From the very beginning of your degree, we encourage you to start thinking about future career possibilities. Degrees in English, History and Creative Writing can lead to a variety of job opportunities, from teaching to publishing and editing, from marketing and management to cultural heritage, performing arts to the financial sector.

Read on to discover how our graduates are planning for their future after university:

Creative Writing

We take employability for our Creative Writing students very seriously. Work-related skills are incorporated into all modules and we also support a number of extra-curricular activities such as internships.

Jennie Byrne, a graduate of our BA (Hons) Creative Writing programme describes her experience working on Atlantic Drift: An Anthology of Poetry & Poetics, published in 2017:

“Working for the EHU Press was an unbelievable experience. I’m not only working alongside my fellow Creative Writers, but also have the prospect of working directly with Arc Publications, who have over 40 years’ experience in the publishing industry. Together, we worked to produce a transatlantic poetry and poetics anthology, combining the different voices and styles from writers across the Atlantic. My primary role was to post updates about the anthology, giving an insight into Marketing as it was my job to promote the anthology and generate an interested audience. The internship presented me with so many wonderful learning opportunities and to work with a team as passionate as I am about poetry.”


Our modules include many opportunities to consider future career paths. For example, in Language, you can study TESOL and Child Language Acquisition. In Literature, you have the opportunity to plan and host a Literary Festival. There are also individual assignments which give our students opportunities to work in groups on editing and publishing their own literary magazine and producing a ‘Directed Reading Plan’ for a child or group of children which students have used to produce work suitable for a range of future careers including teaching, mental health nursing, and speech therapy.
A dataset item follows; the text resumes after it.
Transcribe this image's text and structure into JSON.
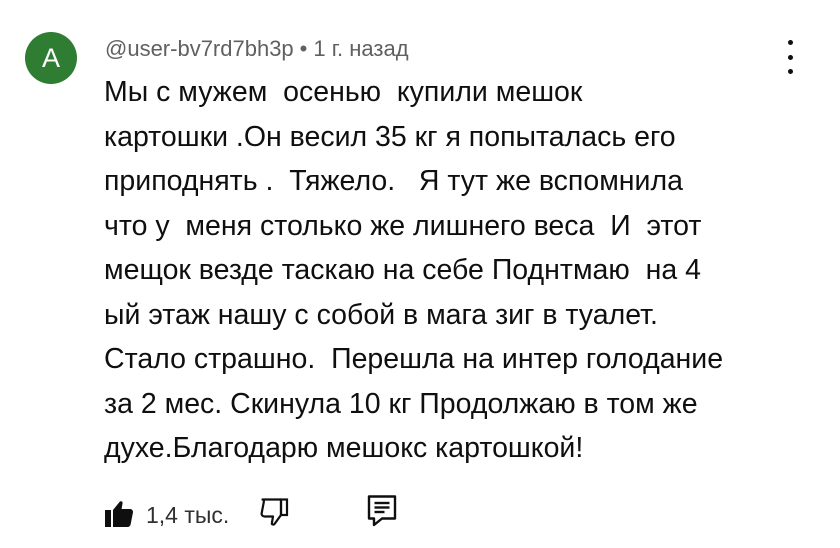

Throughout the three years of the degree the History team works closely with the Careers department to make sure that students are aware of how the skills they develop during the course can be applied in the world of work.

Our first year module, History and Society: Theory, Practice and Impact directly addresses the issue of employability. The principal piece of assessment on the module requires students to compare their existing skills and aptitudes to those listed on an actual job specification, following on from that students are asked to draw up an improvement plan to deal with any skills gaps they have identified.

In the second year we offer a work-based learning module, History in Practice: The Community Project. Students taking this module negotiate, with support, a task, with one of partner employers, and over the course of a 12-week period work at that task in a work-based situation, employing their skills on projects that both assist the employer, and utilise the skills they have developed on the degree course.

Staff profiles

Click on your department below to see who will be teaching you in First Year:

English Literature

English Language

Creative Writing


Study abroad

We are committed to giving students opportunities for learning foreign languages and studying abroad. Some programmes provide the opportunity to learn a language and apply for a chance to study abroad. Currently the department has a range of study abroad partnerships including universities in France, Germany, Poland and Spain.

You can visit our website to find more information about study abroad opportunities via the Erasmus+ scheme and also hear from recent BA (Hons) History graduates about their experiences studying abroad in Germany in the video below:

Our courses

  • BA (Hons) Creative Writing
  • BA (Hons) Creative Writing and Drama
  • BA (Hons) Creative Writing and English Literature
  • BA (Hons) Creative Writing and Film Studies
  • BA (Hons) English
  • BA (Hons) English and Film Studies
  • BA (Hons) English Language
  • BA (Hons) English Language with Creative Writing
  • BA (Hons) English Literature
  • BA (Hons) English Literature and History
  • BA (Hons) English Literature with Creative Writing
  • BA (Hons) History
  • BA (Hons) History with Politics